"I’ve yelled at my TV screen five times while watching the Nuggets make their selections in the NBA Draft: In 1991 when they drafted Mark Macon and passed on Stacey Augmon, 1997 when they drafted Tony Battie and passed on Ron Mercer (I didn't know Tracy McGrady would be a superstar), 1998 when they drafted LaFrentz and passed on Carter, Jamison and Pierce (ditto not knowing about Nowitzki), 2001 when they drafted Nikoloz Tskitishvili and passed on Caron Butler, and 2006 when they drafted Leon Powe in the second round - an absolute steal - only to trade him to Boston for nothing that same day."
After watching Powe's halftime piece during tonight's ABC telecast of the NBA Finals, I was going to blog about how obvious it is now why Nuggets "GM" Mark Warkentien traded him right away. After all, Powe represents the exact opposite of everything that the players Wark has either drafted, traded for or signed during his tenure in the NBA: heart, hard work, coachability, professionalism, toughness, unselfishness, good character, studious, and so on.

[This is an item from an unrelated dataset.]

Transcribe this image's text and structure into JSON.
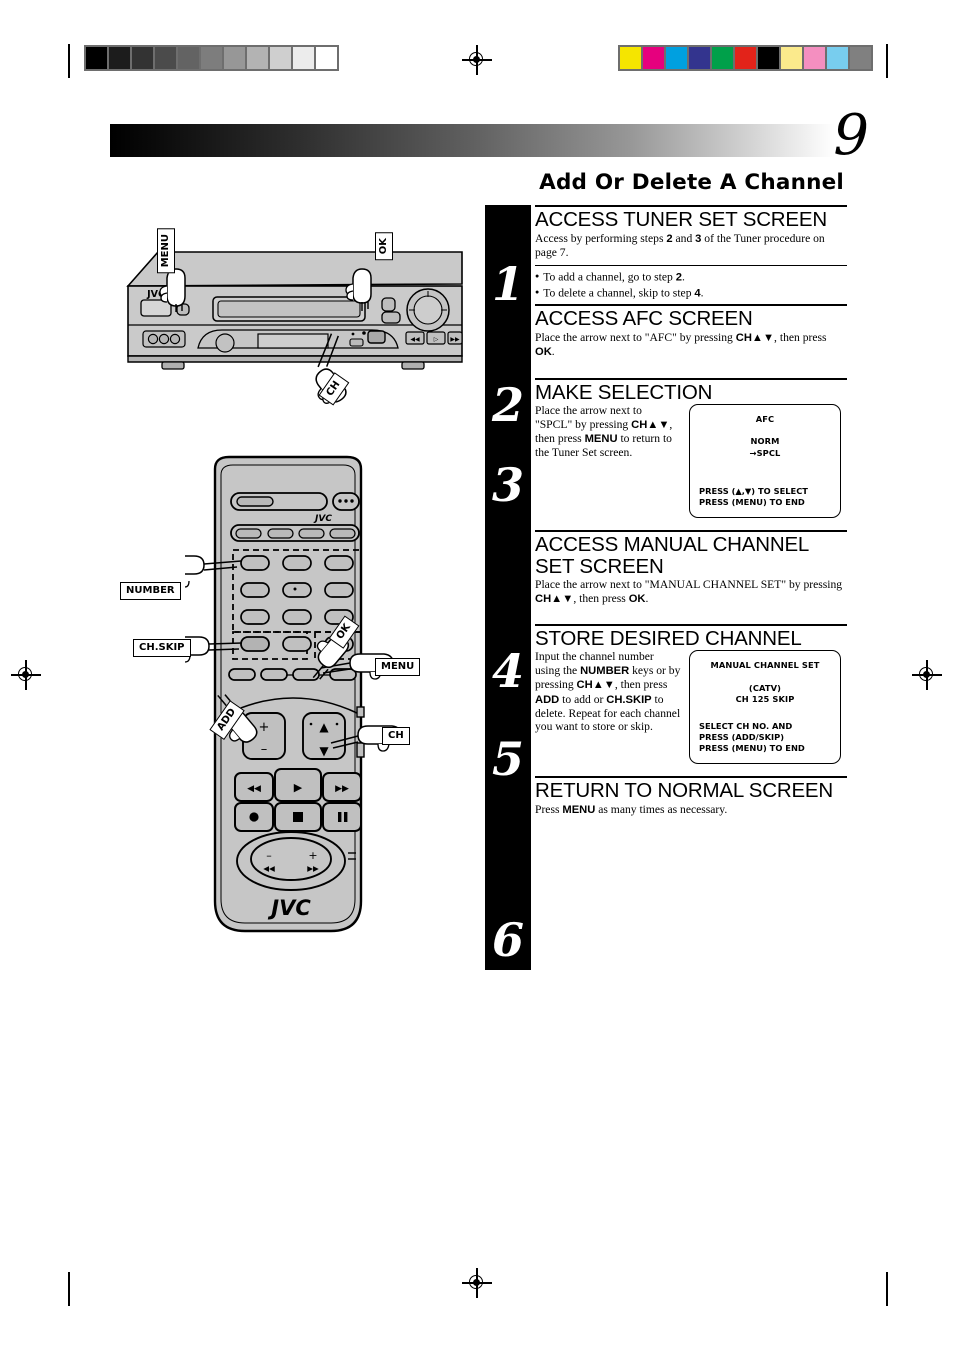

But then, after watching Powe dominate the third quarter and finish with 21 points on 6-7 shooting and 9-13 from the line, I went back to yelling at my TV screen.
You see, when the Nuggets drafted Powe in 2006, I thought we pulled off the biggest steal in the draft and I immediately referred to him as our "Nene/K-Mart Insurance." If you remember, in 2005-06 Nene had played in just one game before ripping his ACL and Kenyon Martin played in only 56 games due to knee problems of his own. Meanwhile, Powe was dominating the PAC-10 with 20/10 numbers (spending a lot time in L.A. back then, I was able to watch him play frequently) and the only thing scaring off the scouts were his two knee surgeries. Therefore, when the Nuggets snagged Powe in the second round, I thought we pulled a fast one on the entire league and got exactly what they needed: an inexpensive yet effective backup power forward.
But soon after drafting Powe, ESPN announced that the pick had been traded to Boston for a future second round pick and my heart sunk. Apparently Warkentien justifies the trade by saying that that future pick was used to acquire J.R. Smith, but that's total nonsense. When the Smith trade became a possibility, I'm damn sure the Nuggets could have procured a future second rounder from somewhere. Because while second round picks may grow on trees, high character / hard working guys like Leon Powe certainly don't.